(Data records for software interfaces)
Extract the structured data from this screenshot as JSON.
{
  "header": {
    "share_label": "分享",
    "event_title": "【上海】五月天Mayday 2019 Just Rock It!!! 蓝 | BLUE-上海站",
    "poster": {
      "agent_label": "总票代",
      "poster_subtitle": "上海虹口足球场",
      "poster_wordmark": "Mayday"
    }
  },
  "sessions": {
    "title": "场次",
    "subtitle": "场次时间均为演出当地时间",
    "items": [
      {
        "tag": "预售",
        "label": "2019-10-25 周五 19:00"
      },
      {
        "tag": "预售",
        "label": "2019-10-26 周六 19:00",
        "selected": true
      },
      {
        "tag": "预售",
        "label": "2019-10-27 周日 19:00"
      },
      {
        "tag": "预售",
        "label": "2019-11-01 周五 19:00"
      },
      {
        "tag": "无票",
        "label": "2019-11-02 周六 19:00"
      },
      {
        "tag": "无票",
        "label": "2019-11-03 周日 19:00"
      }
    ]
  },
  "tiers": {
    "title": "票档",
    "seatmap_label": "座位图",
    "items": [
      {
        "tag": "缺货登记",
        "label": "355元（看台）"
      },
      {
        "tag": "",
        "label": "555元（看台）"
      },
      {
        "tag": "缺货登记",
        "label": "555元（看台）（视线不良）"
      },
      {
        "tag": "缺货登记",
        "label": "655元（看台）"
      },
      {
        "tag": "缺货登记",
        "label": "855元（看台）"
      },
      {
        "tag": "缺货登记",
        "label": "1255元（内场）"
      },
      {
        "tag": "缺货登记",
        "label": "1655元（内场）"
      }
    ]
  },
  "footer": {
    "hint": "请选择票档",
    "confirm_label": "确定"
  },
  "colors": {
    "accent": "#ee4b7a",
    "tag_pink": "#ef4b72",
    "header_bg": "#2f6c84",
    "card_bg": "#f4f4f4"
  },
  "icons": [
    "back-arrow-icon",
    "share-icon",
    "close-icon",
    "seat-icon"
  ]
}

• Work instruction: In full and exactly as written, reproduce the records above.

• The completed task:
Extract the structured data from this screenshot as JSON.
{
  "header": {
    "share_label": "分享",
    "event_title": "【上海】五月天Mayday 2019 Just Rock It!!! 蓝 | BLUE-上海站",
    "poster": {
      "agent_label": "总票代",
      "poster_subtitle": "上海虹口足球场",
      "poster_wordmark": "Mayday"
    }
  },
  "sessions": {
    "title": "场次",
    "subtitle": "场次时间均为演出当地时间",
    "items": [
      {
        "tag": "预售",
        "label": "2019-10-25 周五 19:00"
      },
      {
        "tag": "预售",
        "label": "2019-10-26 周六 19:00",
        "selected": true
      },
      {
        "tag": "预售",
        "label": "2019-10-27 周日 19:00"
      },
      {
        "tag": "预售",
        "label": "2019-11-01 周五 19:00"
      },
      {
        "tag": "无票",
        "label": "2019-11-02 周六 19:00"
      },
      {
        "tag": "无票",
        "label": "2019-11-03 周日 19:00"
      }
    ]
  },
  "tiers": {
    "title": "票档",
    "seatmap_label": "座位图",
    "items": [
      {
        "tag": "缺货登记",
        "label": "355元（看台）"
      },
      {
        "tag": "",
        "label": "555元（看台）"
      },
      {
        "tag": "缺货登记",
        "label": "555元（看台）（视线不良）"
      },
      {
        "tag": "缺货登记",
        "label": "655元（看台）"
      },
      {
        "tag": "缺货登记",
        "label": "855元（看台）"
      },
      {
        "tag": "缺货登记",
        "label": "1255元（内场）"
      },
      {
        "tag": "缺货登记",
        "label": "1655元（内场）"
      }
    ]
  },
  "footer": {
    "hint": "请选择票档",
    "confirm_label": "确定"
  },
  "colors": {
    "accent": "#ee4b7a",
    "tag_pink": "#ef4b72",
    "header_bg": "#2f6c84",
    "card_bg": "#f4f4f4"
  },
  "icons": [
    "back-arrow-icon",
    "share-icon",
    "close-icon",
    "seat-icon"
  ]
}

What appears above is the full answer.